One last guarantee from Kaufman: "2016 is when all the fun starts."
2.There's one in every crowd
One of my favorite moments in the show came when Kaufman was asking his audience of a few hundred people true or false questions.
"True or false?" he asked. "By 2016 most records will still be paper-based."
The rest of the room chuckled. It was mostly a nervous chuckle. Because that's one more guarantee: Everyone knows that one doctor who insists that things will never change.
3.Someone better pull over and ask for directions
The industry has come a long way in the past few years—getting closer to achieving meaningful use, hammering out interoperability issues, kicking around ideas about the privacy and security and other perennial bugbears.
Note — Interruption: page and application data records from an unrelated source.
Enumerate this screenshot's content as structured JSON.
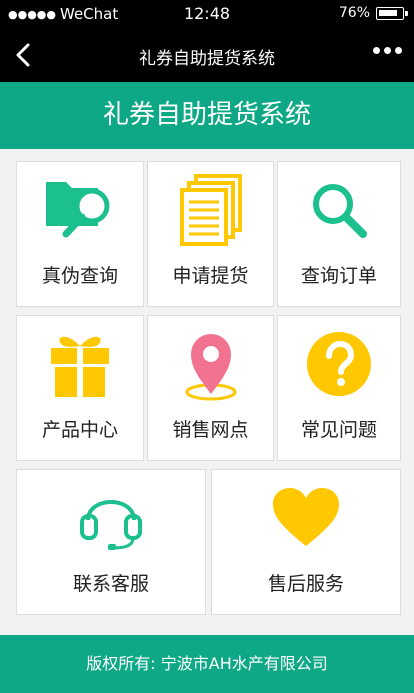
{
  "statusbar": {
    "carrier": "WeChat",
    "time": "12:48",
    "battery": "76%"
  },
  "navbar": {
    "title": "礼券自助提货系统"
  },
  "banner": {
    "title": "礼券自助提货系统"
  },
  "tiles": [
    {
      "label": "真伪查询",
      "icon": "folder-search-icon"
    },
    {
      "label": "申请提货",
      "icon": "documents-icon"
    },
    {
      "label": "查询订单",
      "icon": "search-icon"
    },
    {
      "label": "产品中心",
      "icon": "gift-icon"
    },
    {
      "label": "销售网点",
      "icon": "location-pin-icon"
    },
    {
      "label": "常见问题",
      "icon": "question-icon"
    },
    {
      "label": "联系客服",
      "icon": "headset-icon"
    },
    {
      "label": "售后服务",
      "icon": "heart-icon"
    }
  ],
  "footer": {
    "text": "版权所有:  宁波市AH水产有限公司"
  },
  "colors": {
    "accent": "#0ea887",
    "yellow": "#ffc800",
    "pink": "#f27390",
    "green_icon": "#1cc08f"
  }
}
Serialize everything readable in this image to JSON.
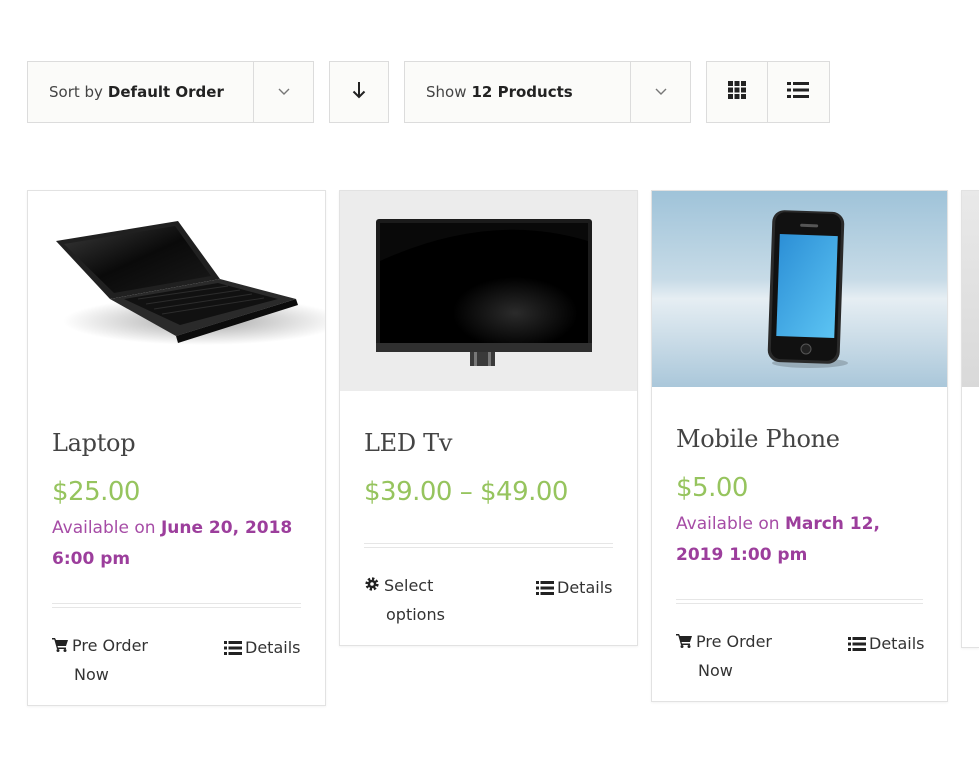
{
  "toolbar": {
    "sort_prefix": "Sort by",
    "sort_value": "Default Order",
    "show_prefix": "Show",
    "show_value": "12 Products"
  },
  "products": [
    {
      "title": "Laptop",
      "price": "$25.00",
      "avail_prefix": "Available on",
      "avail_line1": "June 20, 2018",
      "avail_line2": "6:00 pm",
      "action_line1": "Pre Order",
      "action_line2": "Now",
      "details": "Details"
    },
    {
      "title": "LED Tv",
      "price": "$39.00 – $49.00",
      "action_line1": "Select",
      "action_line2": "options",
      "details": "Details"
    },
    {
      "title": "Mobile Phone",
      "price": "$5.00",
      "avail_prefix": "Available on",
      "avail_line1": "March 12,",
      "avail_line2": "2019 1:00 pm",
      "action_line1": "Pre Order",
      "action_line2": "Now",
      "details": "Details"
    }
  ],
  "colors": {
    "price": "#96c45e",
    "availability": "#a64ca6",
    "border": "#e2e2e2"
  },
  "icons": [
    "chevron-down-icon",
    "arrow-down-icon",
    "grid-view-icon",
    "list-view-icon",
    "cart-icon",
    "gear-icon",
    "list-icon"
  ]
}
But there's still a long way to go and healthcare technology leaders have a lot of different ideas about just how to get there.
One CIO I talked to said she has absolutely no problem sharing her data with other organizations—even competitors. Come one, come all and let's get going for the patient's sake, she said. When I repeated this comment to others throughout the course of the show, reactions were mixed. Some CIOs agreed. Others blanched at the idea. A few said it's a lovely but impossible dream.
The reaction from vendors? Mostly they wondered if I would give them her email address.
- Two-Midnight Rule Must be Fixed or Replaced, Say Providers
- CDC Warns of Antibiotic Overuse in Hospitals
- AHRQ: Surgical Admissions Bring 48% of Hospital Revenue
- Care Coordination Tough to Define, Measure
- HIMSS: Software Bugs, Shifting Alliances Unsettling for CIOs
- Hospitals Adapting Amid Continued Drug Shortages
- Evidence-Based Practice and Nursing Research: Avoiding Confusion
- Steep Drop Seen in Medically Unnecessary C-Sections
- SCOTUS Review of NC Board Case 'A Very Big Deal' to Providers
- As Allegations Swirl, Baylor Plano Rejects Baldrige Award